Thanks to different connections, you can access Antwerp easily by bus. Book a seat through one of the following coach companies. <br />
Eurolines (from all over Europe)
Flixbus (from The Netherlands, Germany and France)
IC bus (from The Netherlands, Germany and the United Kingdom)
ID bus (from The Netherlands and France)
Megabus (from the United Kingdom, The Netherlands, France and Germany)
Air Express Bus (from The Netherlands)
Special opening days
Special closing days
Price per person:
City Card: .
Jump aboard the Antwerp Diamond Bus and see all the best sights and attractions that Antwerp has to offer.
Shorter days and longer nights… Yes, autumn is here. But don’t worry, because in Antwerp we always make sure that every day and every night is simply unforgettable, with fun parties in unexpected places, concerts in palaces and exhibitions and culinary highlights in the city centre. And just when you think you’ve seen it all, we have another surprise up our sleeve for you. Book the Discover Antwerp package, spend the night in Antwerp and make the most of your stay with the Antwerp City Card that is included.
What do you do if it’s raining outside but you don’t want to stay indoors? The Antwerp residents don’t let a shower or thunderstorm stop them from doing what they want to do. If you’re prepared to brave the bad weather, you will see that there’s plenty to keep you occupied, with an umbrella in hand, if necessary. We are happy to inspire you with sheltered and less sheltered tips.
There’s lots to see and experience at the redesigned Plantin-Moretus Museum. Step into the world of pioneering publisher Plantin and his in-laws, the Moretus family. Seven tips for an extra special museum visit.
Winter in Antwerp is the ultimate winter holiday and so much more! Between 10 December and 8 January, the entire city centre is enveloped in a cosy atmosphere on squares and shopping streets, with the christmas market, an outdoor ice rink, a winter bar, original and fun shops, additional retail Sundays and lots of surprises. Book your stay now!

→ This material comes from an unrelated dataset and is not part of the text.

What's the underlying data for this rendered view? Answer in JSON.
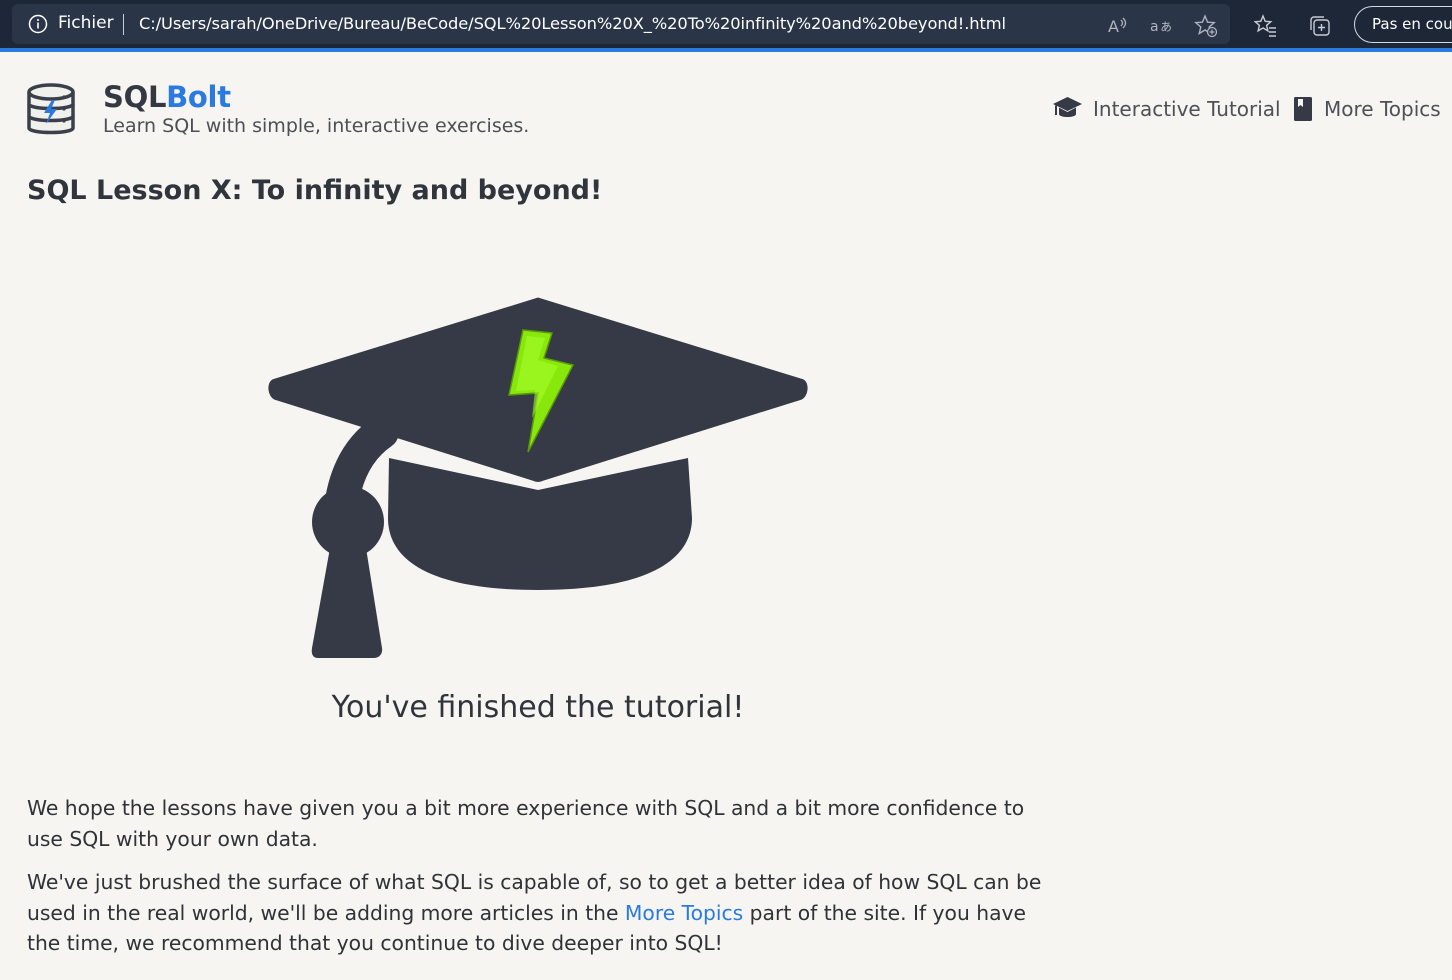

Get all you can out of Antwerp! Are you interested in exploring all of Antwerp? Then use the Antwerp City Card as your guide. The card will open the nicest, tastiest and most surprising doors of the city for you, for free or at a discount. What’s more, you can choose how long you want to use it. The best of Antwerp Antwerp has so much to offer that it would take a lifetime to discover everything. But you only have a weekend or a midweek. That is why we selected the best the city has to offer: the Cathedral of Our Lady, the Rubens House, the MAS museum... and what’s more, your Antwerp City Card entitles you to free admission to all these attractions. You can also use public transportation free of charge as long as your Antwerp City Card is valid. Besides this, you can also cheaply rent a bike, receive a discount in the chip shop and use your free ticket for the hopNstop shuttle (do take it at least once!).
Antwerp’s latest architectural jewel is the Port House. This funky and innovative building, with roots in the past, is the new headquarters of the Antwerp Port Authority that accommodates over 500 employees. You can also plan a guided tour of the building and enjoy the panoramic view over the port and the city.
You can easily get to Antwerp by train. National and international trains such as Thalys and Eurostar (as of 2016) stop in Antwerp-Central Station and Antwerp-Berchem. There are fifteen trains to and from Antwerp every hour.
Antwerp is a pocket-sized city. Many of the attractions are within walking or biking distance of each other. Another way of getting around the city is on the trams and buses of De Lijn. Tip: buy your tram or bus ticket in a point of pre-sale (newsagent’s, supermarket, the vending machines at the various stops or in the visitor centres of Visit Antwerp), where tickets are cheaper.
This museum is the continuation of the Of the Officina Plantiniana, founded by Christoffel Plantijn in 1555, as the first industrial printing works in history. Granted by Unesco in 2005, the museum demonstrates the entire book production process from the 15th to the 18th century.